Previous bear markets ended with the majority of addresses being out of the money, on-chain data shows.
Most addresses holding bitcoin (BTC), the largest cryptocurrency, are now in the red, the first time that's happened since the start of the coronavirus-induced crash of March 2020.
Just over 51%, or 24.6 million addresses of the total 47.9 million, are below purchase price on their investments, according to data provided by blockchain analytics firm IntoTheBlock.

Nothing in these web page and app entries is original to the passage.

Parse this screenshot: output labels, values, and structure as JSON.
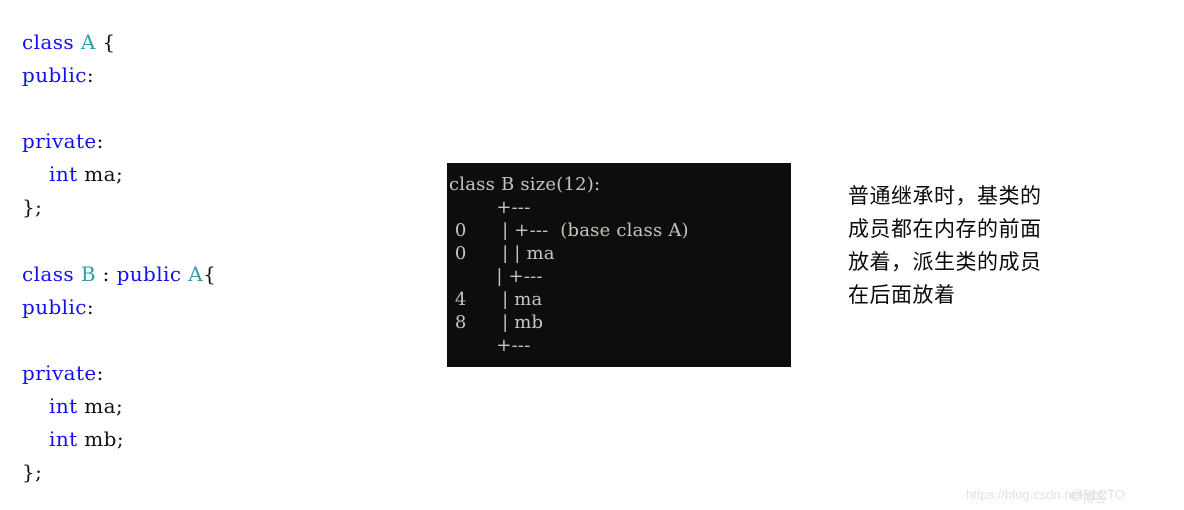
{
  "page": {
    "background": "#ffffff",
    "keyword_color": "#1310f0",
    "classname_color": "#2f9fa8",
    "plain_color": "#111111",
    "terminal_bg": "#0d0d0d",
    "terminal_fg": "#c9c4bb"
  },
  "code_a": {
    "title": "class A definition",
    "lines": [
      [
        {
          "t": "class ",
          "c": "kw"
        },
        {
          "t": "A",
          "c": "cls"
        },
        {
          "t": " {",
          "c": "pln"
        }
      ],
      [
        {
          "t": "public",
          "c": "kw"
        },
        {
          "t": ":",
          "c": "pln"
        }
      ],
      [],
      [
        {
          "t": "private",
          "c": "kw"
        },
        {
          "t": ":",
          "c": "pln"
        }
      ],
      [
        {
          "t": "    ",
          "c": "pln"
        },
        {
          "t": "int",
          "c": "kw"
        },
        {
          "t": " ma;",
          "c": "pln"
        }
      ],
      [
        {
          "t": "};",
          "c": "pln"
        }
      ]
    ]
  },
  "code_b": {
    "title": "class B definition",
    "lines": [
      [
        {
          "t": "class ",
          "c": "kw"
        },
        {
          "t": "B",
          "c": "cls"
        },
        {
          "t": " : ",
          "c": "pln"
        },
        {
          "t": "public ",
          "c": "kw"
        },
        {
          "t": "A",
          "c": "cls"
        },
        {
          "t": "{",
          "c": "pln"
        }
      ],
      [
        {
          "t": "public",
          "c": "kw"
        },
        {
          "t": ":",
          "c": "pln"
        }
      ],
      [],
      [
        {
          "t": "private",
          "c": "kw"
        },
        {
          "t": ":",
          "c": "pln"
        }
      ],
      [
        {
          "t": "    ",
          "c": "pln"
        },
        {
          "t": "int",
          "c": "kw"
        },
        {
          "t": " ma;",
          "c": "pln"
        }
      ],
      [
        {
          "t": "    ",
          "c": "pln"
        },
        {
          "t": "int",
          "c": "kw"
        },
        {
          "t": " mb;",
          "c": "pln"
        }
      ],
      [
        {
          "t": "};",
          "c": "pln"
        }
      ]
    ]
  },
  "terminal": {
    "title": "class B memory layout output",
    "class_name": "B",
    "size_bytes": 12,
    "header": "class B size(12):",
    "lines": [
      "class B size(12):",
      "        +---",
      " 0      | +---  (base class A)",
      " 0      | | ma",
      "        | +---",
      " 4      | ma",
      " 8      | mb",
      "        +---"
    ],
    "members": [
      {
        "offset": "0",
        "name": "(base class A)"
      },
      {
        "offset": "0",
        "name": "ma"
      },
      {
        "offset": "4",
        "name": "ma"
      },
      {
        "offset": "8",
        "name": "mb"
      }
    ]
  },
  "note": {
    "lines": [
      "普通继承时，基类的",
      "成员都在内存的前面",
      "放着，派生类的成员",
      "在后面放着"
    ],
    "full_text": "普通继承时，基类的成员都在内存的前面放着，派生类的成员在后面放着"
  },
  "watermark": {
    "url": "https://blog.csdn.net",
    "handle": "@51CTO",
    "overlay": "博客"
  }
}
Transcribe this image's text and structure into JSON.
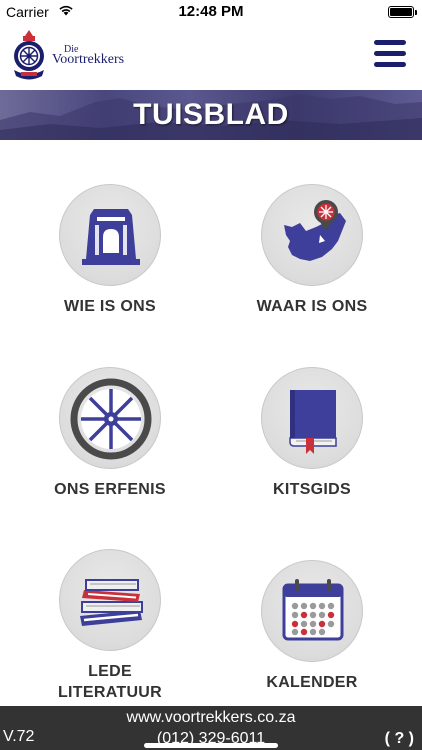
{
  "status_bar": {
    "carrier": "Carrier",
    "time": "12:48 PM"
  },
  "header": {
    "logo_small_text": "Die",
    "logo_big_text": "Voortrekkers",
    "menu_icon": "hamburger-icon"
  },
  "banner": {
    "title": "TUISBLAD"
  },
  "tiles": [
    {
      "label": "WIE IS ONS",
      "icon": "monument-icon"
    },
    {
      "label": "WAAR IS ONS",
      "icon": "map-pin-icon"
    },
    {
      "label": "ONS ERFENIS",
      "icon": "wagon-wheel-icon"
    },
    {
      "label": "KITSGIDS",
      "icon": "book-icon"
    },
    {
      "label_line1": "LEDE",
      "label_line2": "LITERATUUR",
      "icon": "books-stack-icon"
    },
    {
      "label": "KALENDER",
      "icon": "calendar-icon"
    }
  ],
  "footer": {
    "url": "www.voortrekkers.co.za",
    "phone": "(012) 329-6011",
    "version": "V.72",
    "help": "( ? )"
  },
  "colors": {
    "brand_navy": "#1b1f6b",
    "icon_blue": "#3d3f9a",
    "accent_red": "#c9303a",
    "footer_bg": "#333333"
  }
}
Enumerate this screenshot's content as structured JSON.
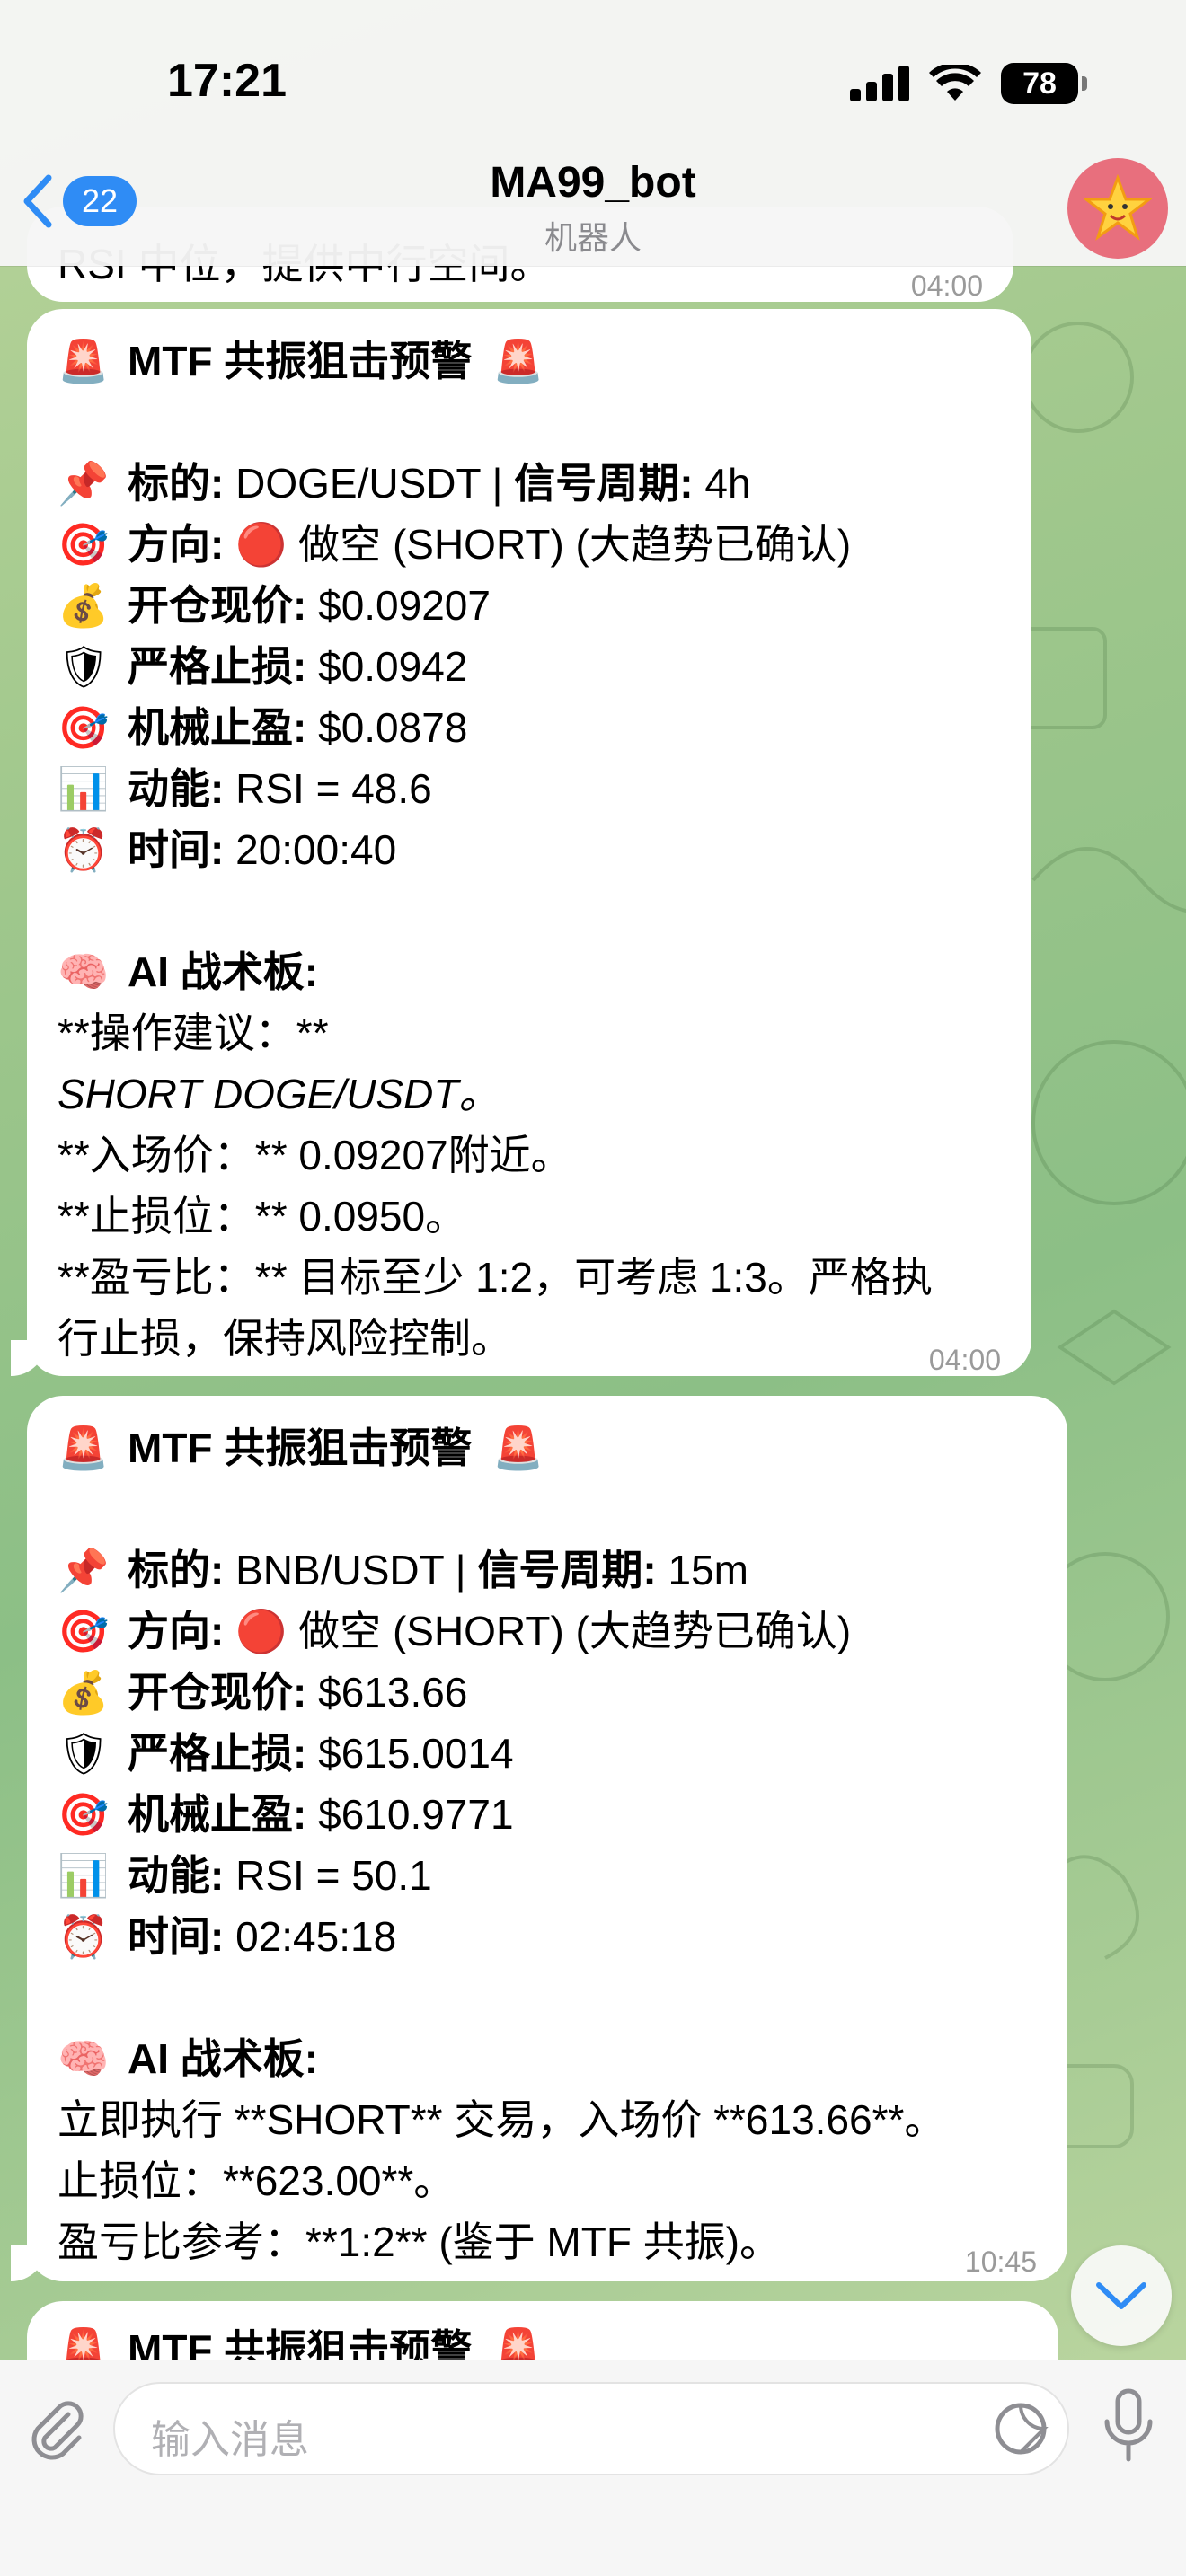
{
  "status": {
    "time": "17:21",
    "battery": "78"
  },
  "header": {
    "back_count": "22",
    "title": "MA99_bot",
    "subtitle": "机器人"
  },
  "top_partial": {
    "text": "RSI 中位，提供中行空间。",
    "time": "04:00"
  },
  "messages": [
    {
      "title": "MTF 共振狙击预警",
      "symbol_label": "标的:",
      "symbol": "DOGE/USDT",
      "period_label": "信号周期:",
      "period": "4h",
      "direction_label": "方向:",
      "direction": "做空 (SHORT) (大趋势已确认)",
      "entry_label": "开仓现价:",
      "entry": "$0.09207",
      "sl_label": "严格止损:",
      "sl": "$0.0942",
      "tp_label": "机械止盈:",
      "tp": "$0.0878",
      "momentum_label": "动能:",
      "momentum": "RSI = 48.6",
      "time_label": "时间:",
      "time_value": "20:00:40",
      "ai_label": "AI 战术板:",
      "ai_lines": [
        "**操作建议：**",
        "SHORT DOGE/USDT。",
        "**入场价：** 0.09207附近。",
        "**止损位：** 0.0950。",
        "**盈亏比：** 目标至少 1:2，可考虑 1:3。严格执",
        "行止损，保持风险控制。"
      ],
      "timestamp": "04:00"
    },
    {
      "title": "MTF 共振狙击预警",
      "symbol_label": "标的:",
      "symbol": "BNB/USDT",
      "period_label": "信号周期:",
      "period": "15m",
      "direction_label": "方向:",
      "direction": "做空 (SHORT) (大趋势已确认)",
      "entry_label": "开仓现价:",
      "entry": "$613.66",
      "sl_label": "严格止损:",
      "sl": "$615.0014",
      "tp_label": "机械止盈:",
      "tp": "$610.9771",
      "momentum_label": "动能:",
      "momentum": "RSI = 50.1",
      "time_label": "时间:",
      "time_value": "02:45:18",
      "ai_label": "AI 战术板:",
      "ai_lines": [
        "立即执行 **SHORT** 交易，入场价 **613.66**。",
        "止损位：**623.00**。",
        "盈亏比参考：**1:2** (鉴于 MTF 共振)。"
      ],
      "timestamp": "10:45"
    },
    {
      "title": "MTF 共振狙击预警"
    }
  ],
  "composer": {
    "placeholder": "输入消息"
  },
  "icons": {
    "siren": "🚨",
    "pin": "📌",
    "target": "🎯",
    "money": "💰",
    "shield": "🛡",
    "chart": "📊",
    "clock": "⏰",
    "brain": "🧠",
    "red_circle": "🔴"
  }
}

About 45% are in the money, which means they are boasting unrealized gains, while the rest are roughly at break-even
IntoTheBlock defines out-of-the-money addresses as those that acquired coins at an average price higher than bitcoin's going market rate of $16,067.
The bearish momentum looks overdone, according to Lucas Outumuro, head of research at IntoTheBlock.
Previous bear markets ended with the majority of addresses being out of-the money.
The percentage of out-of-the-money addresses stood at 55% in January 2019. Bitcoin bottomed near $3,200 around the same time and began a bull run three months later.
The percentage of addresses out of the money rose to 62% during the depths of the 2015 bear market.
Past data, however, is no guarantee of future results, and the fallout from the collapse of crypto exchange FTX may bring more pain to the market.